An excellent and extensive bibliography about this topic has been published by relevant self-help organizations.
Rheumatoid arthritis is a systemic, chronic and progressive disease whose cure is yet to be found despite all the therapeutic advances. Therefore, this treatment aims to produce a decrease of intensity of the symptoms in order to stop or slow their progression.
Whole-body Cryotherapy must be understood in this context as an additive physiotherapy that can help achieve the objective of the treatment if it is used correctly. It has not been conceived to replace other tested treatments, but the experience and research have shown that it usually helps reduce the medicine intake.
Whole-body Cryotherapy should be used within the framework of a clinical treatment, inpatient, two sessions per day (or three when there is great activity) during 2-3 weeks.
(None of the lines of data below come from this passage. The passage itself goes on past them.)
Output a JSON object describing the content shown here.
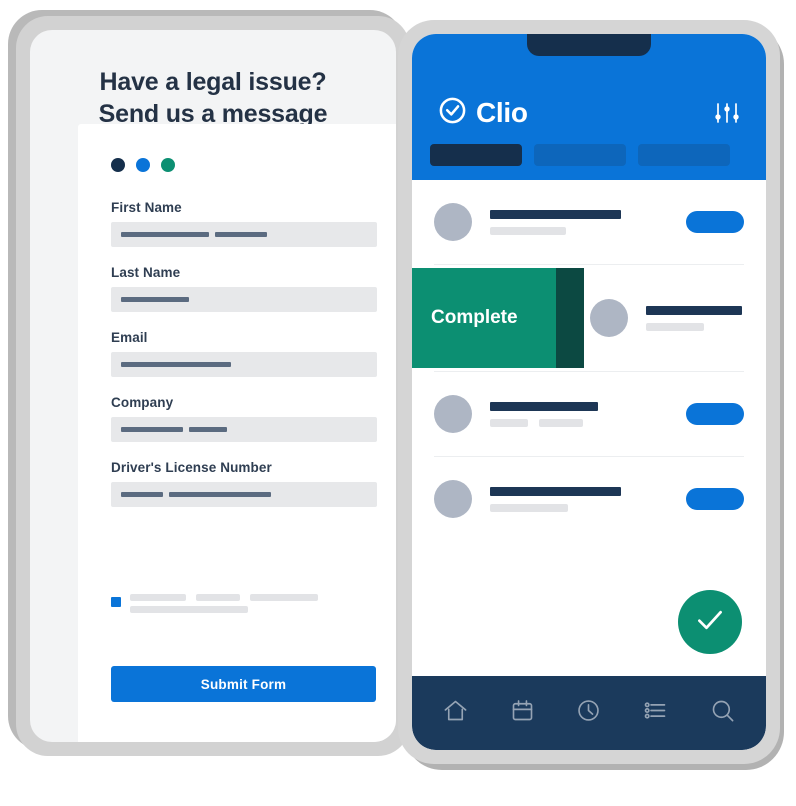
{
  "colors": {
    "brand_blue": "#0A74D8",
    "dark_navy": "#152F4C",
    "green": "#0C8F72",
    "green_dark": "#0C4942",
    "nav_navy": "#1B3A5C",
    "label_text": "#2F3E52",
    "heading_text": "#243245",
    "field_bg": "#E7E8EA",
    "fill_bar": "#5B6B80",
    "ghost_bar": "#E2E3E6",
    "avatar_grey": "#AEB6C4",
    "bezel_grey": "#D2D2D2"
  },
  "tablet": {
    "heading_line1": "Have a legal issue?",
    "heading_line2": "Send us a message",
    "status_dots": [
      {
        "name": "dot-navy",
        "color": "#152F4C"
      },
      {
        "name": "dot-blue",
        "color": "#0A74D8"
      },
      {
        "name": "dot-green",
        "color": "#0C8F72"
      }
    ],
    "form": {
      "fields": [
        {
          "label": "First Name",
          "fills": [
            88,
            52
          ]
        },
        {
          "label": "Last Name",
          "fills": [
            68
          ]
        },
        {
          "label": "Email",
          "fills": [
            110
          ]
        },
        {
          "label": "Company",
          "fills": [
            62,
            38
          ]
        },
        {
          "label": "Driver's License Number",
          "fills": [
            42,
            102
          ]
        }
      ],
      "consent": {
        "checkbox_checked": true,
        "line1_widths": [
          56,
          44,
          68
        ],
        "line2_widths": [
          118
        ]
      },
      "submit_label": "Submit Form"
    }
  },
  "phone": {
    "brand_name": "Clio",
    "brand_icon": "check-circle-icon",
    "filter_icon": "sliders-icon",
    "tabs": [
      {
        "name": "tab-primary",
        "active": true
      },
      {
        "name": "tab-secondary",
        "active": false
      },
      {
        "name": "tab-tertiary",
        "active": false
      }
    ],
    "rows": [
      {
        "name": "list-item-1",
        "title_width": 131,
        "sub_widths": [
          76
        ],
        "has_pill": true
      },
      {
        "name": "list-item-3",
        "title_width": 108,
        "sub_widths": [
          38,
          44
        ],
        "has_pill": true
      },
      {
        "name": "list-item-4",
        "title_width": 131,
        "sub_widths": [
          78
        ],
        "has_pill": true
      }
    ],
    "swiped_row": {
      "action_label": "Complete",
      "title_width": 96,
      "sub_widths": [
        58
      ]
    },
    "fab_icon": "checkmark-icon",
    "bottom_nav": [
      {
        "name": "nav-home",
        "icon": "home-icon"
      },
      {
        "name": "nav-calendar",
        "icon": "calendar-icon"
      },
      {
        "name": "nav-time",
        "icon": "clock-icon"
      },
      {
        "name": "nav-tasks",
        "icon": "list-icon"
      },
      {
        "name": "nav-search",
        "icon": "search-icon"
      }
    ]
  }
}
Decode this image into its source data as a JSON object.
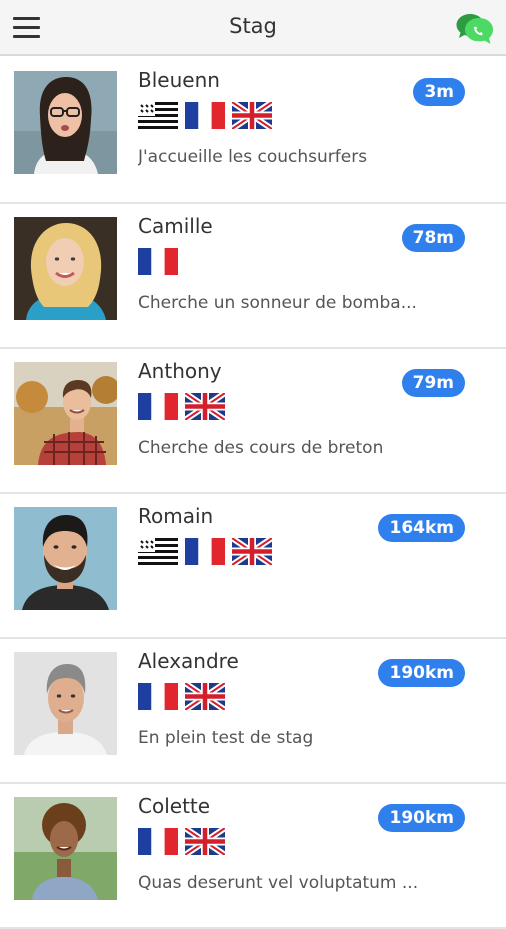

Medical evaluations about the progress of the treatment should take place every 2-3 days.
Nevertheless, in outpatient cases, 10-15 sessions of exposure to cold are usually sufficient even when there is a high degree of inflammatory activity. This causes a relief of the symptom picture in terms of pain reduction and movement restrictions.
Therapeutic activities related to movement (kynesiotherapy, physiotherapy…) will not be abandoned under any circumstances during the cryotherapy cycles. Exercise enhances the synovial fluid in joints and benefit the nutrient supply to joint cartilage, which fights muscular atrophy caused by inactivity that would ultimately produce secondary damages, for example to the skeleton.
In essence, a cryotherapy program is advantageous in two different levels:
- It improves general mobility as well as joint capacity in up to 60 % of the patients.
- It reduces medicine intake (corticosteroids and anti-inflammatory medication) in 35 to 40% of the patients.
Pain relief can be kept by increasing the length of time of the cycle regime. The improvement in joint mobility is a long-term result whose effects can be observed during a long period after therapy.
On balance, Whole-body Cryotherapy enhances the state of health, reduces pain and signs of inflammation, improves general mobility and allows reducing medicine intake.